Can we formalize logic about logic in a way so that a statement such as "That's not logical" is formal when it's now used in a non-formal way while I interpret it as "metalogic" - logic about logic and just a negation. Logic doesn't formalize itself, logic formalizes statements, so what does logic mean? Is logic itself also just a statement similarly to how an axiom is also just a statement and a rule is also just a statement so what we could agree on is what type of statement is meant with just a negation so that "nothing exists" i.e.

- "It's not technical." this statement doesn't even say that there is anything technical
- "It's not accounting" ..and therefore not economics which might as well be the empty set
- "It's not a detail" ..ergo what is meant is "the big picture" and only if I understand correctly
- "No prisoner escaped during the night" - this statement doesn't even say that there exists any prisoners or prisons when "All prisoners were prevented from escaping" at least tells us that there was something instead of nothing
- "It's not logical/It's not rational" - What is meant is not even "illogical" or "irrational" since I can't assume that "not logical" = "illogical" so again it's the empty set and even a statement about the system itself which a mathematical system like theoretical philosophical logic is so a meaning with meta level still not ruling out that it's the empty set. And there are mathematical truths that are not logical for instance the so-called Gabriel's horn that has infinite area and finite volume which is not logical and still mathematically correct
- "I don't understand." - The statement neither says what you do when you don't understand nor does it define what it means to understand and again the statement is on the negation form "There is nothing..."

So how can I rule out that all these statements that are just a negation indeed are about something instead of nothing / the empty set or undefined?

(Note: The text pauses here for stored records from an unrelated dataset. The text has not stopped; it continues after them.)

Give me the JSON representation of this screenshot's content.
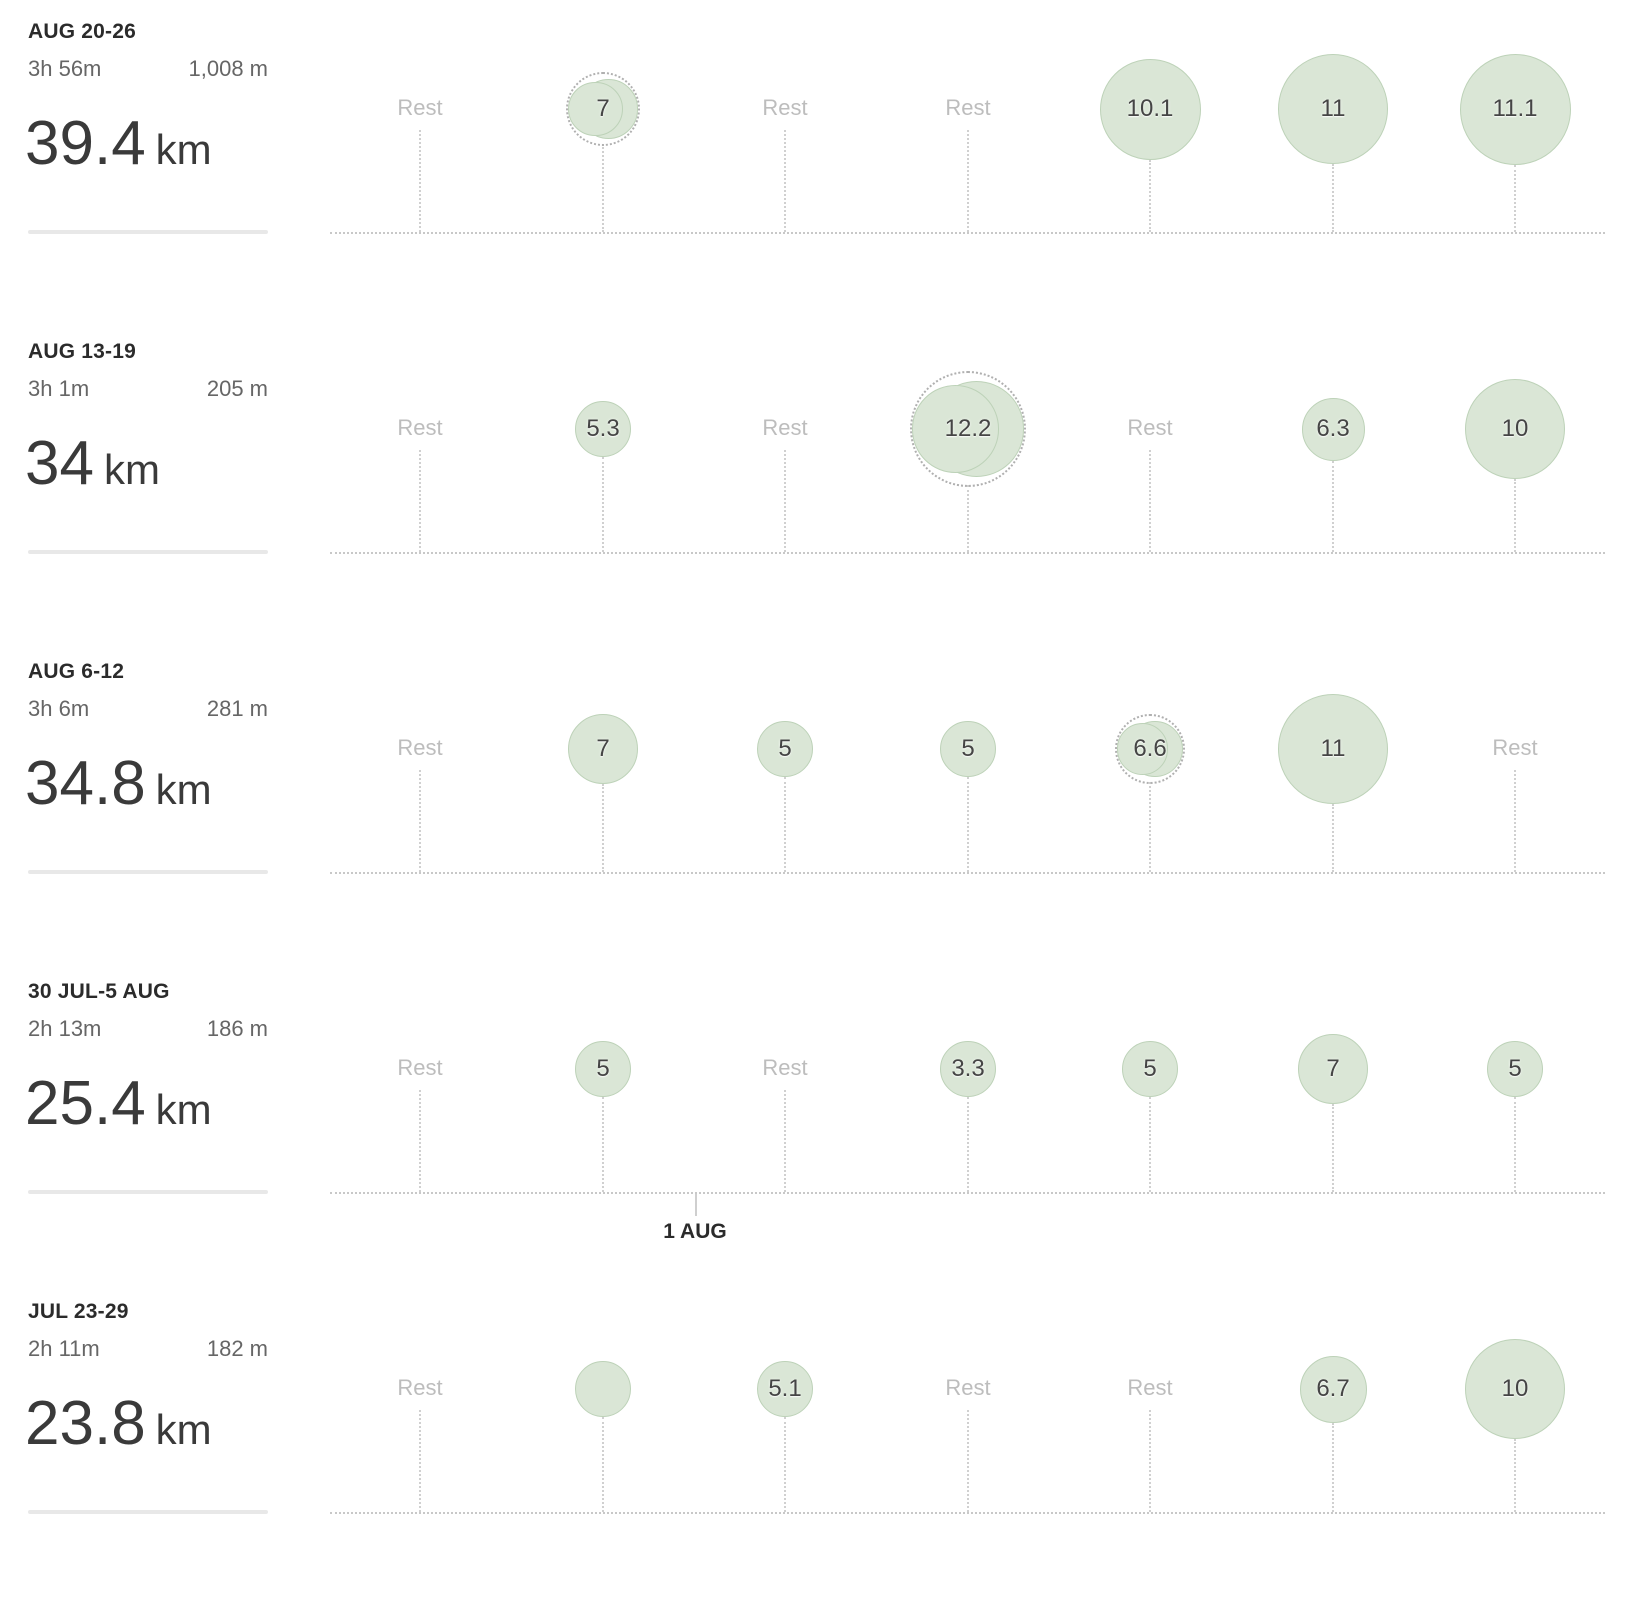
{
  "weeks": [
    {
      "title": "AUG 20-26",
      "time": "3h 56m",
      "elevation": "1,008 m",
      "distance": "39.4",
      "unit": "km",
      "days": [
        {
          "label": "Rest",
          "km": null,
          "multi": false
        },
        {
          "label": "7",
          "km": 7,
          "multi": true
        },
        {
          "label": "Rest",
          "km": null,
          "multi": false
        },
        {
          "label": "Rest",
          "km": null,
          "multi": false
        },
        {
          "label": "10.1",
          "km": 10.1,
          "multi": false
        },
        {
          "label": "11",
          "km": 11,
          "multi": false
        },
        {
          "label": "11.1",
          "km": 11.1,
          "multi": false
        }
      ]
    },
    {
      "title": "AUG 13-19",
      "time": "3h 1m",
      "elevation": "205 m",
      "distance": "34",
      "unit": "km",
      "days": [
        {
          "label": "Rest",
          "km": null,
          "multi": false
        },
        {
          "label": "5.3",
          "km": 5.3,
          "multi": false
        },
        {
          "label": "Rest",
          "km": null,
          "multi": false
        },
        {
          "label": "12.2",
          "km": 12.2,
          "multi": true
        },
        {
          "label": "Rest",
          "km": null,
          "multi": false
        },
        {
          "label": "6.3",
          "km": 6.3,
          "multi": false
        },
        {
          "label": "10",
          "km": 10,
          "multi": false
        }
      ]
    },
    {
      "title": "AUG 6-12",
      "time": "3h 6m",
      "elevation": "281 m",
      "distance": "34.8",
      "unit": "km",
      "days": [
        {
          "label": "Rest",
          "km": null,
          "multi": false
        },
        {
          "label": "7",
          "km": 7,
          "multi": false
        },
        {
          "label": "5",
          "km": 5,
          "multi": false
        },
        {
          "label": "5",
          "km": 5,
          "multi": false
        },
        {
          "label": "6.6",
          "km": 6.6,
          "multi": true
        },
        {
          "label": "11",
          "km": 11,
          "multi": false
        },
        {
          "label": "Rest",
          "km": null,
          "multi": false
        }
      ]
    },
    {
      "title": "30 JUL-5 AUG",
      "time": "2h 13m",
      "elevation": "186 m",
      "distance": "25.4",
      "unit": "km",
      "days": [
        {
          "label": "Rest",
          "km": null,
          "multi": false
        },
        {
          "label": "5",
          "km": 5,
          "multi": false
        },
        {
          "label": "Rest",
          "km": null,
          "multi": false
        },
        {
          "label": "3.3",
          "km": 3.3,
          "multi": false
        },
        {
          "label": "5",
          "km": 5,
          "multi": false
        },
        {
          "label": "7",
          "km": 7,
          "multi": false
        },
        {
          "label": "5",
          "km": 5,
          "multi": false
        }
      ]
    },
    {
      "title": "JUL 23-29",
      "time": "2h 11m",
      "elevation": "182 m",
      "distance": "23.8",
      "unit": "km",
      "days": [
        {
          "label": "Rest",
          "km": null,
          "multi": false
        },
        {
          "label": "",
          "km": 3.7,
          "multi": false
        },
        {
          "label": "5.1",
          "km": 5.1,
          "multi": false
        },
        {
          "label": "Rest",
          "km": null,
          "multi": false
        },
        {
          "label": "Rest",
          "km": null,
          "multi": false
        },
        {
          "label": "6.7",
          "km": 6.7,
          "multi": false
        },
        {
          "label": "10",
          "km": 10,
          "multi": false
        }
      ]
    }
  ],
  "month_marker": {
    "label": "1 AUG"
  },
  "colors": {
    "bubble_fill": "#dae6d6",
    "bubble_border": "#bdd2b8",
    "rest_text": "#bdbdbd"
  }
}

So that the statement A is neither logical nor illogical it is simply not logical as how it is perceived as "not logical" or "not a logical sequence" disctinct from being an illogical sequence where a logical sequence typically would be "A causes B" like cause and effect while a statement that is about logic and a negation also can be true, false, a negation or provable.

Is there any chance I could persuade you to clean up this question a little bit? (The most glaring thing to me is the first paragraph where you say "the author" -- which philosopher? What is the context?) – Joseph Weissman – 2011-08-27T02:05:07.350

Simply asking a question here. If I state that it is illogical for a tree to be the color blue, is that the same as stating that it is not logical for a tree to be the color blue? Does the wording of the two statements completely redo the thought and understanding behind it? – None – 2012-07-05T07:18:55.493